Parks are ok sleeping spots. I have to admit they’re not my favourite. You can be quite exposed, especially in a big city and as a girl (not that guys are any less exposed), I personally would only use this option as a last resort.
6. Speak to people
Socialise. Go into a bar, a cafe, sit on a bench next to a lady, whatever. Don’t be afraid to start up a conversation with someone. The vast majority of the time people will be happy to chat. The perfect situation for doing this (although by no means limited to) is when you’re a backpacker in a small or remote town where tourists, especially from outside of that country are few and far between. The locals are usually very intrigued to meet a foreigner. A nice friendly smile with a wave and the ice is broken.
From there you can chat away, explain your situation; that you’re looking for somewhere to stay and see what comes of it. If you don’t speak the language a good idea is to prepare some translation cards before you set off to communicate by cards, sign language and a happy face.

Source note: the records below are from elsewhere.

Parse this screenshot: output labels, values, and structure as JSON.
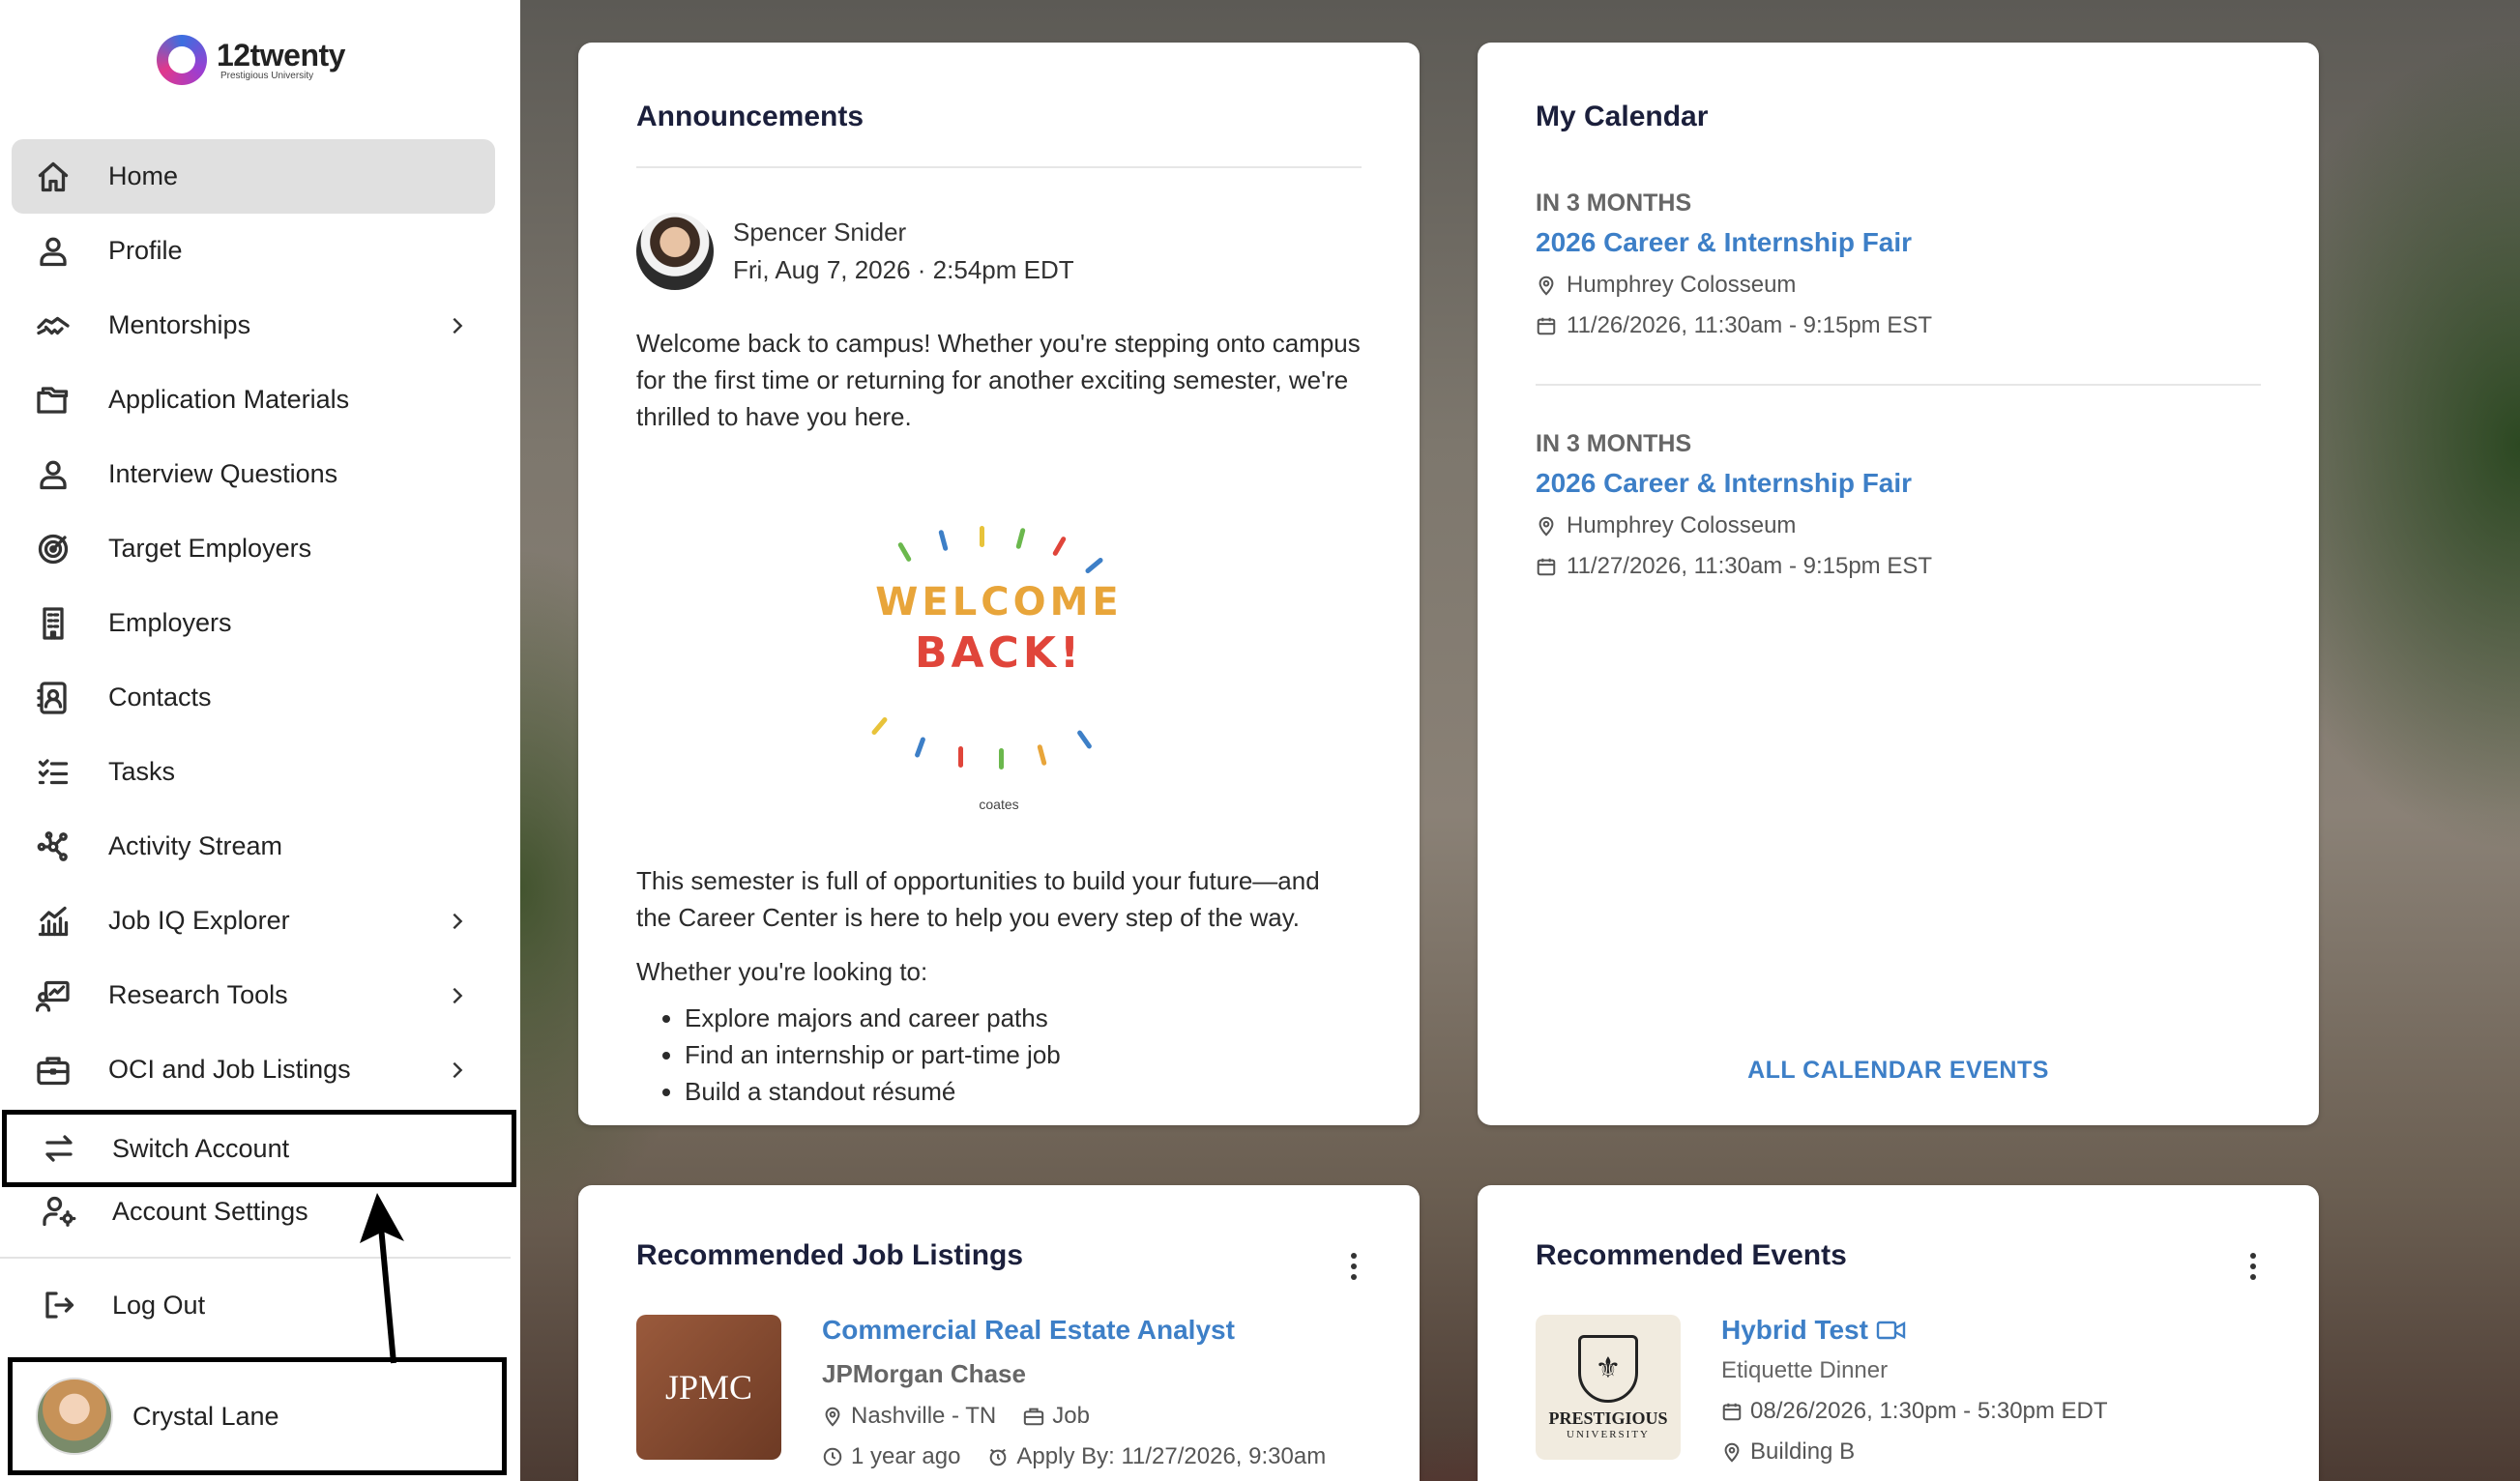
{
  "brand": {
    "name": "12twenty",
    "subtitle": "Prestigious University"
  },
  "sidebar": {
    "items": [
      {
        "label": "Home",
        "icon": "home-icon",
        "active": true,
        "has_submenu": false
      },
      {
        "label": "Profile",
        "icon": "user-icon",
        "has_submenu": false
      },
      {
        "label": "Mentorships",
        "icon": "handshake-icon",
        "has_submenu": true
      },
      {
        "label": "Application Materials",
        "icon": "folder-icon",
        "has_submenu": false
      },
      {
        "label": "Interview Questions",
        "icon": "user-icon",
        "has_submenu": false
      },
      {
        "label": "Target Employers",
        "icon": "target-icon",
        "has_submenu": false
      },
      {
        "label": "Employers",
        "icon": "building-icon",
        "has_submenu": false
      },
      {
        "label": "Contacts",
        "icon": "contact-card-icon",
        "has_submenu": false
      },
      {
        "label": "Tasks",
        "icon": "checklist-icon",
        "has_submenu": false
      },
      {
        "label": "Activity Stream",
        "icon": "network-icon",
        "has_submenu": false
      },
      {
        "label": "Job IQ Explorer",
        "icon": "bar-chart-icon",
        "has_submenu": true
      },
      {
        "label": "Research Tools",
        "icon": "research-icon",
        "has_submenu": true
      },
      {
        "label": "OCI and Job Listings",
        "icon": "briefcase-icon",
        "has_submenu": true
      }
    ],
    "account_menu": {
      "switch_account": "Switch Account",
      "account_settings": "Account Settings",
      "log_out": "Log Out"
    },
    "user": {
      "name": "Crystal Lane"
    }
  },
  "announcements": {
    "title": "Announcements",
    "author": "Spencer Snider",
    "date": "Fri, Aug 7, 2026",
    "time": "2:54pm EDT",
    "paragraph1": "Welcome back to campus! Whether you're stepping onto campus for the first time or returning for another exciting semester, we're thrilled to have you here.",
    "image_line1": "WELCOME",
    "image_line2": "BACK!",
    "image_credit": "coates",
    "paragraph2": "This semester is full of opportunities to build your future—and the Career Center is here to help you every step of the way.",
    "paragraph3": "Whether you're looking to:",
    "bullets": [
      "Explore majors and career paths",
      "Find an internship or part-time job",
      "Build a standout résumé"
    ]
  },
  "calendar": {
    "title": "My Calendar",
    "events": [
      {
        "when": "IN 3 MONTHS",
        "title": "2026 Career & Internship Fair",
        "location": "Humphrey Colosseum",
        "datetime": "11/26/2026, 11:30am - 9:15pm EST"
      },
      {
        "when": "IN 3 MONTHS",
        "title": "2026 Career & Internship Fair",
        "location": "Humphrey Colosseum",
        "datetime": "11/27/2026, 11:30am - 9:15pm EST"
      }
    ],
    "all_events_label": "ALL CALENDAR EVENTS"
  },
  "recommended_jobs": {
    "title": "Recommended Job Listings",
    "job": {
      "title": "Commercial Real Estate Analyst",
      "company": "JPMorgan Chase",
      "logo_text": "JPMC",
      "location": "Nashville - TN",
      "type": "Job",
      "posted": "1 year ago",
      "apply_by": "Apply By: 11/27/2026, 9:30am"
    }
  },
  "recommended_events": {
    "title": "Recommended Events",
    "event": {
      "title": "Hybrid Test",
      "subtitle": "Etiquette Dinner",
      "logo_line1": "PRESTIGIOUS",
      "logo_line2": "UNIVERSITY",
      "datetime": "08/26/2026, 1:30pm - 5:30pm EDT",
      "location": "Building B"
    }
  },
  "colors": {
    "link": "#3d7fc7",
    "active_nav": "#e0e0e0",
    "title": "#1b1f3b"
  }
}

Bus stations, train stations, coach stations, fire stations or any kind of station will usually provide a safe shelter for the night. I’ve never had any problems sleeping in them and in the past I’ve even made friends with the homeless who stay there on a more regular basis. Admittedly they’re not always the most comfortable or peaceful locations but they do offer facilities, a roof and there are often night workers walking around to offer safety.
This is probably the most obvious and well know way of finding a free bed for the night but I didn’t want to put it near the top for reasons I’ll explain in a minute. Couchsurfing is the longest running of these sites.

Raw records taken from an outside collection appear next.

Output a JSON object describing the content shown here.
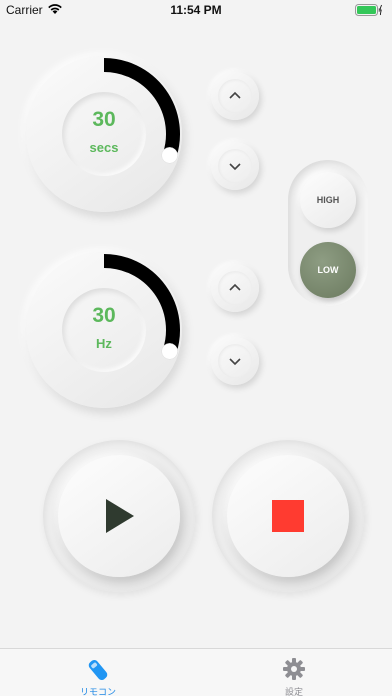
{
  "status_bar": {
    "carrier": "Carrier",
    "time": "11:54 PM"
  },
  "timer_dial": {
    "value": "30",
    "unit": "secs",
    "progress": 0.3
  },
  "frequency_dial": {
    "value": "30",
    "unit": "Hz",
    "progress": 0.3
  },
  "intensity": {
    "high_label": "HIGH",
    "low_label": "LOW",
    "selected": "LOW"
  },
  "controls": {
    "play_icon": "play-icon",
    "stop_icon": "stop-icon"
  },
  "tab_bar": {
    "tabs": [
      {
        "label": "リモコン",
        "icon": "remote-icon",
        "active": true
      },
      {
        "label": "設定",
        "icon": "gear-icon",
        "active": false
      }
    ]
  },
  "colors": {
    "value_text": "#5cb85c",
    "arc": "#000000",
    "stop": "#ff3b30",
    "play": "#2f3a2f",
    "low_selected": "#74826a",
    "tab_active": "#1e88e5",
    "tab_inactive": "#8e8e93"
  }
}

More recently (though still a long established network of people) is BeWelcome and the new up and coming site is TrustRoots, which is more specifically geared towards hitchhikers and so works well for those who can’t be sure when or where they will arrive until last minute.

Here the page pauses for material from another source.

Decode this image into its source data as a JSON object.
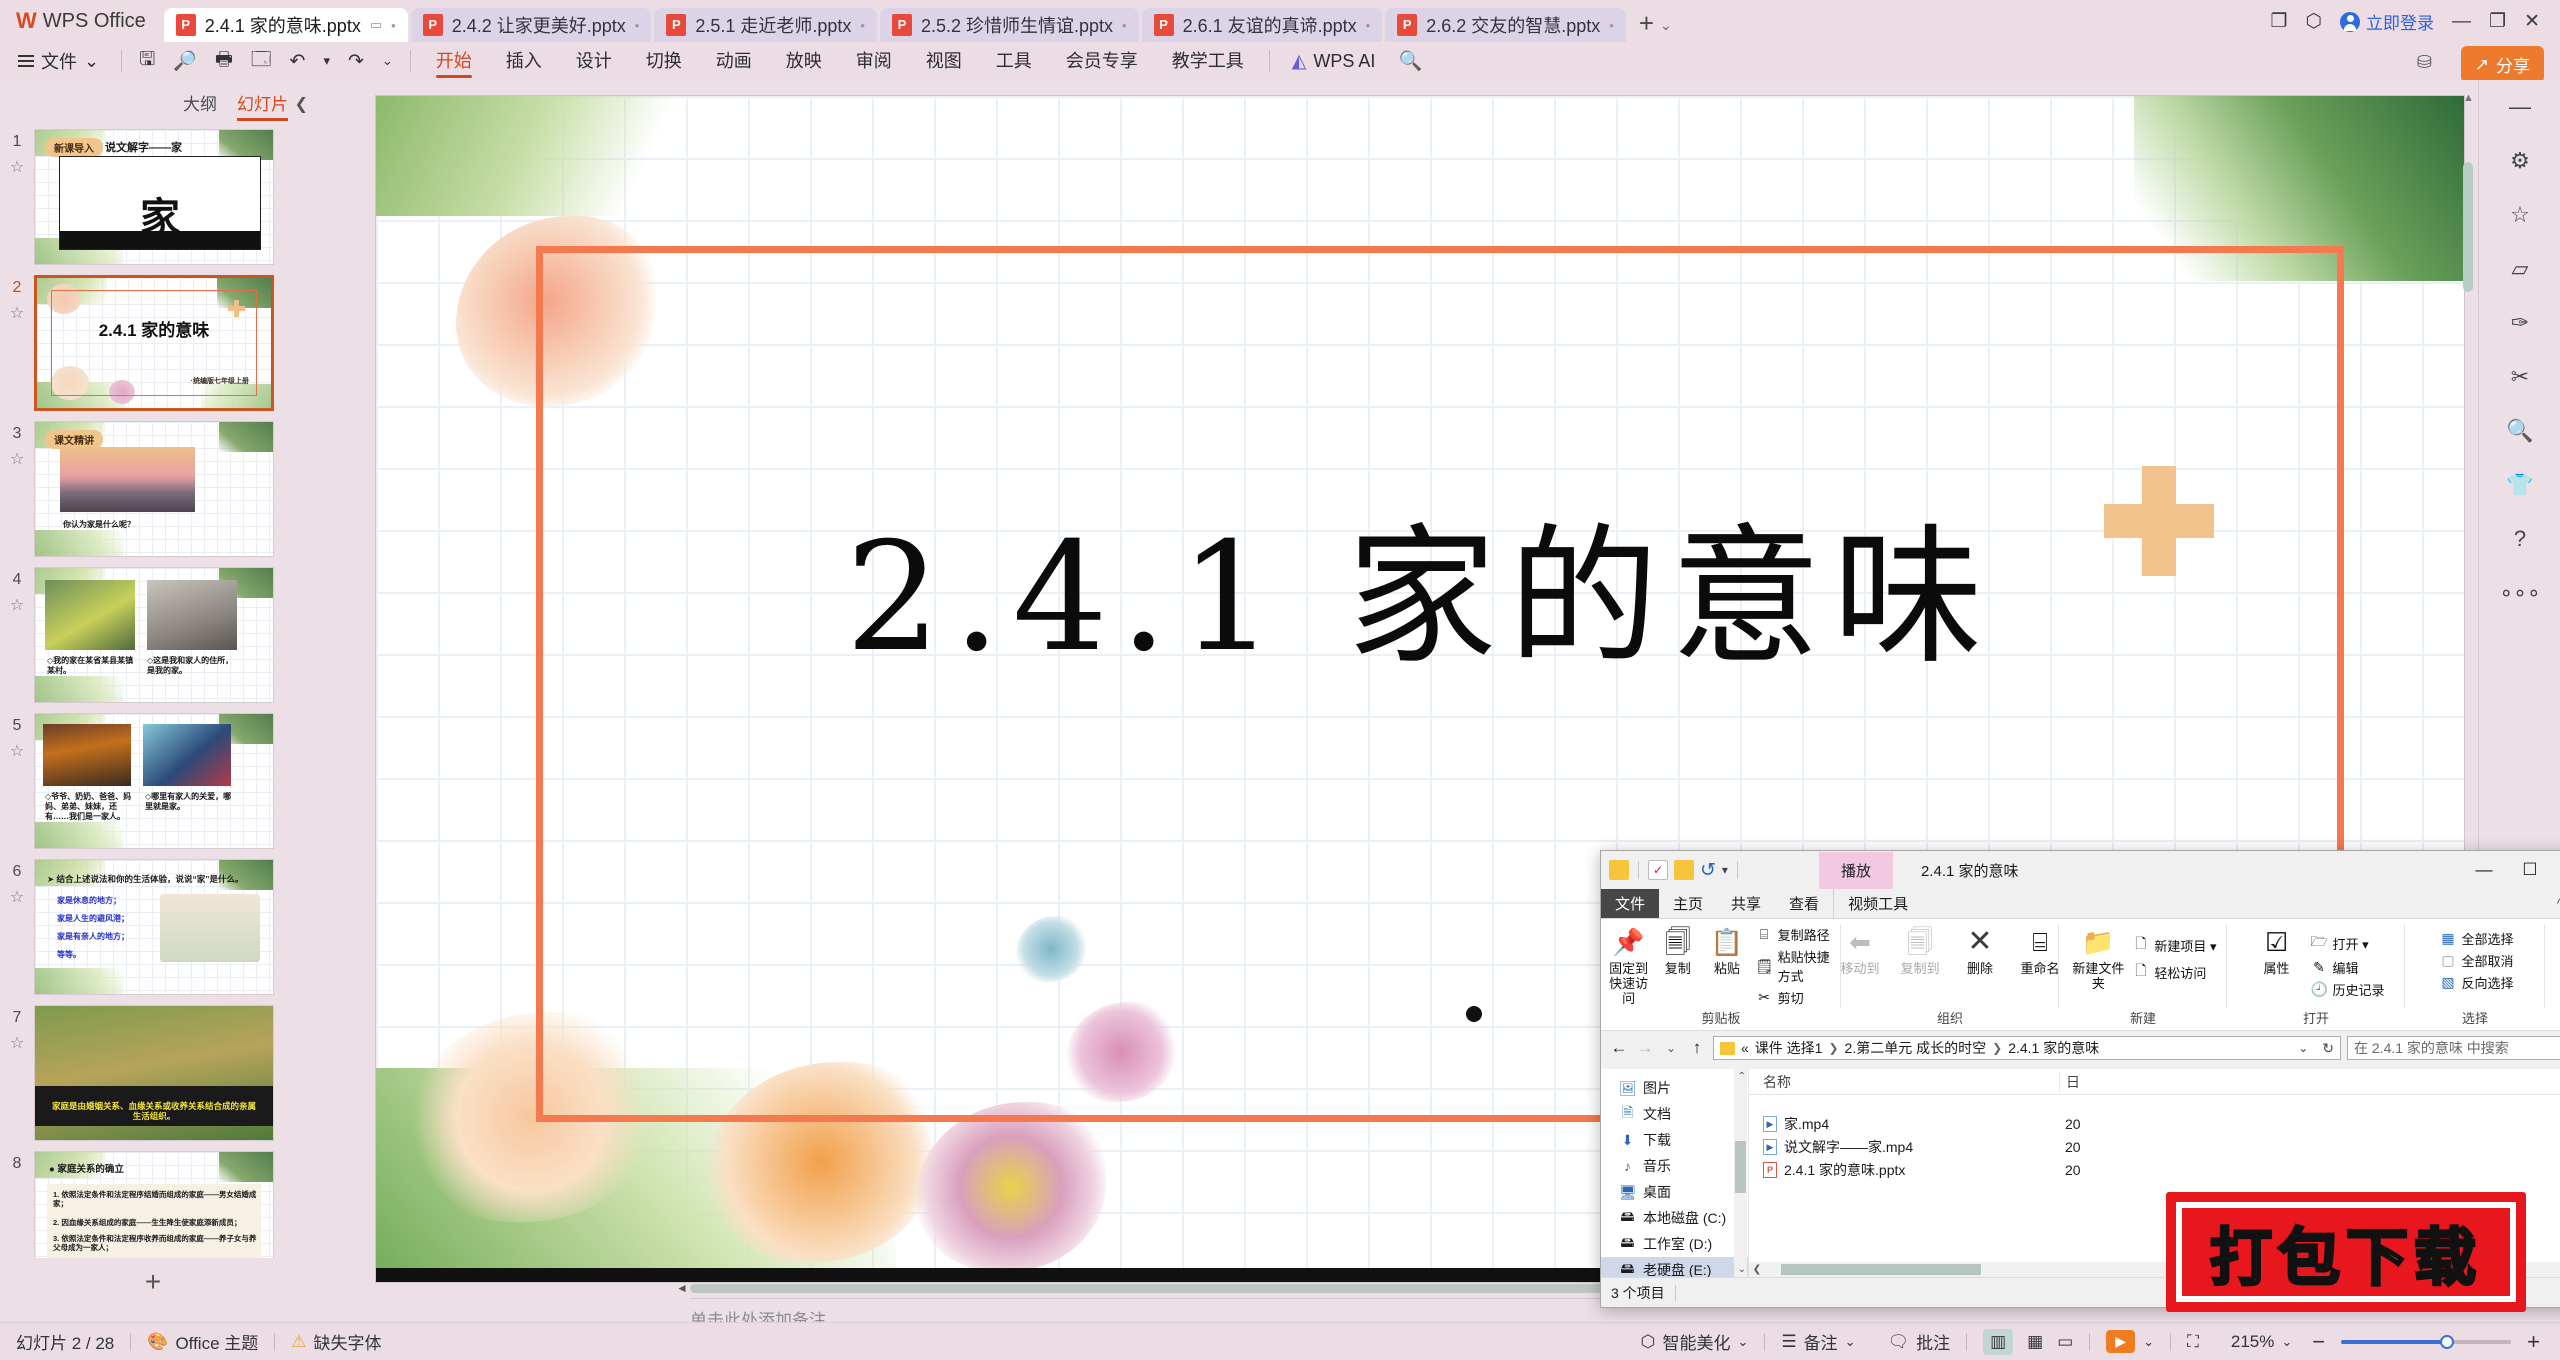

Although all these sites do essentially provide a free bed for travellers it’s extremely important not to treat it like that. There is so much more to it. By staying with locals you get to know the town or city from an insider’s perspective – from finding the best places to grab the traditional dishes, the shortcuts around the streets, local politics/attitudes and much, much more.
Above all for me, these sites provide a platform to make tonnes of new friends. And maybe your paths will cross again, and if so, that’s amazing but at the very least you will have created lasting memories with people from all around the world.
For anyone who hasn’t heard of these websites yet, Google them. They’re great. Basically a few hours of work per week earns you free food and accommodation. A nice comfy bed, shower, hot meals; the works. All the luxuries from home packed onto the road, with working options ranging from a week to a year plus. There’s opportunities to try all sorts of new trades and who knows you might even find your niche in life.
Last but not least you can always try social networking sites. Maybe you want to leave a status to see if any of your friends can help you out or know someone who can. This works well once you’ve got your connections all around the world. It could lead to a long awaited reunion.
Another option is to post something in a travellers facebook group, maybe a hitchhiking or nomads group. It’s important to remember these groups aren’t aimed at providing accommodation exchange but you never know who might help you out.
Wrapping it Up…
So there you have it 10 of my favourite free sleeping options. There’s loads more and plenty I’ve not yet experienced. Get yourself out there, be inventive and soon you’ll start to see the world as one big bed.
I’d love to hear all your beautiful comments. Feel free to post away below.
Happy travelling and sweet dreams.